The chanters from Bojaya are Colombia Reports’ personalities of the year for providing the country an extraordinary example of how to overcome grief and move towards peace and reconciliation.
In spite of a globally heralded peace deal with country’s oldest and largest rebel group, it’s been an agitated year for many Colombians, and most for the 8 million victims of the country’s armed conflict.
The hemisphere’s most senseless war
After 52 years of victimization by either leftist guerrillas, right-wing paramilitaries and the state, Colombians were harshly confronted by the fact that all the violence was in vain, that absolutely nothing that was promised had been achieved.
After decades of war propaganda and the dividend of peace still abstract to many, the truth hurts. The reds are still here, the oligarchy was never overthrown and drug trafficking is thriving.
Meanwhile, 265,000 Colombians did lose their lives, nobody knows how many tens of thousands of civilians have disappeared and should be presumed dead too, and millions of Colombians had their lands taken away after being displaced.
In the western Choco province, where the war has hit the hardest, approximately 2/3rd of the population is now a registered victim.
This means that two out of three Chocoanos have either been the victim of forced displacement, kidnapping or rape, or have a direct relative who was either killed or forcibly disappeared, i.e. also killed.
Voices of reconciliation
However, it has been from exactly from this province and from Colombia’s black and indigenous minorities that the voices for reconciliation have been loudest and where the drive to put Colombia’s bloody past behind it are the loudest.
The most iconic call for reconciliation and forgiveness came from the group of female chanters from Bojaya, a town in the north of Choco where the FARC killed 80 in a 2002 massacre.
The town took part in two reconciliation events with the FARC, and in particular “Ivan Marquez,” the guerrilla leader ultimately responsible for the attack that forever destroyed the town as it was.
Bojaya’s folkloric “alabaoras’ took to the stage of the September 27 peace ceremony both to celebrate that the guerrillas were finally gone, but also to — while the whole world was watching — piss on President Juan Manuel Santos’ bonfire for failing to attend the remaining security issues the women and the country still face.

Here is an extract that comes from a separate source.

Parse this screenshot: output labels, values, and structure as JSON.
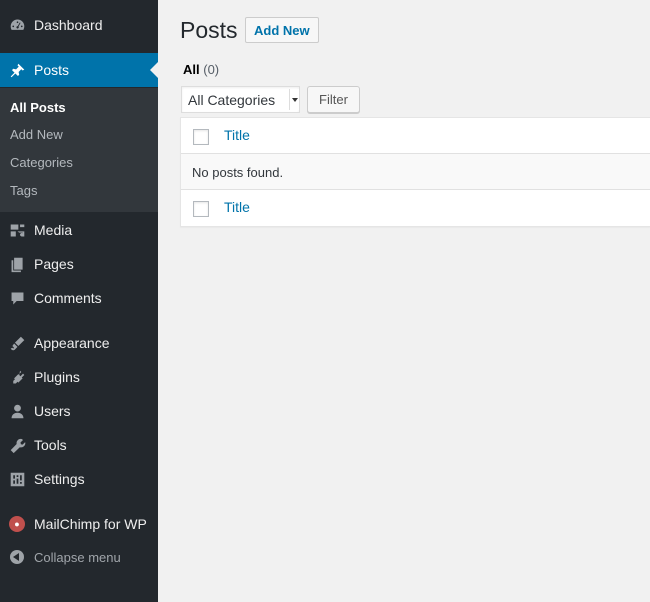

Re-victimizing the victims
As if Bojaya had not suffered enough already during the war, Colombia’s voters re-victimized the town’s people by rejecting the peace deal just five days after the women’s touching performance.
Bojaya voted in favor of the peace deal with an overwhelming 96%, and deplored the more fortunate Colombians’ lack of solidarity with their less fortunate counterparts.
While most people in Colombia, and all people abroad, can afford to debate Colombia’s conflict as if there were no war, anyone who has visited a war zone or has talked to the victims — the majority of whom were victimized by other actors than the FARC — understands the urgency to move forward, to get out of this hell.
The Choco town was effectively already reaping the benefits of peace. They had already taken part in a reconciliation meeting with the FARC guerrillas who had caused them all their pain. The guerrillas couldn’t return the dead, but they did return the Christ statue that got destroyed when they bombed the town’s church.
Colombia as a whole isn’t that far yet, and for understandable reasons. The country and its peoples have gained nothing and lost a lot in the war and have yet to be included in any serious peace building efforts. This means that feelings of anger, resentment and even denial are perfectly normal considering the actual circumstances.
While key, reconciliation isn’t easy and cannot be imposed or commanded, especially not in a country as torn to pieces by violence as Colombia. The national grieving process over all those who were lost and will never come back is only just beginning.
But the FARC’s guns have gone quiet, their military might is gone. A peace tribunal and a truth commission will try those who committed war crimes and far-stretching reforms should drastically reduce the incentives for political and drug violence, depending on how well Colombians learn to work together in the process.
Colombia’s social and political conflicts will always remain, exactly like in any other country, but towns like Bojaya will stop being victimized, exactly like in Northern Ireland, former Yugoslavia and South Africa.
The “alabaoras” of Bojaya have given us an extraordinary example in fearlessly and with dignity walking the path towards peace and reconciliation. They did so without compromising their ability to think and express themselves critically.
We invite you to follow their lead and support peace and reconciliation in Colombia as much as you possibly could while continuing to think and express yourself critically.
The negotiators are done and the fighters have left the battlefield. Eight million victims, including the women from Bojaya, now need to be attended to and they need our solidarity.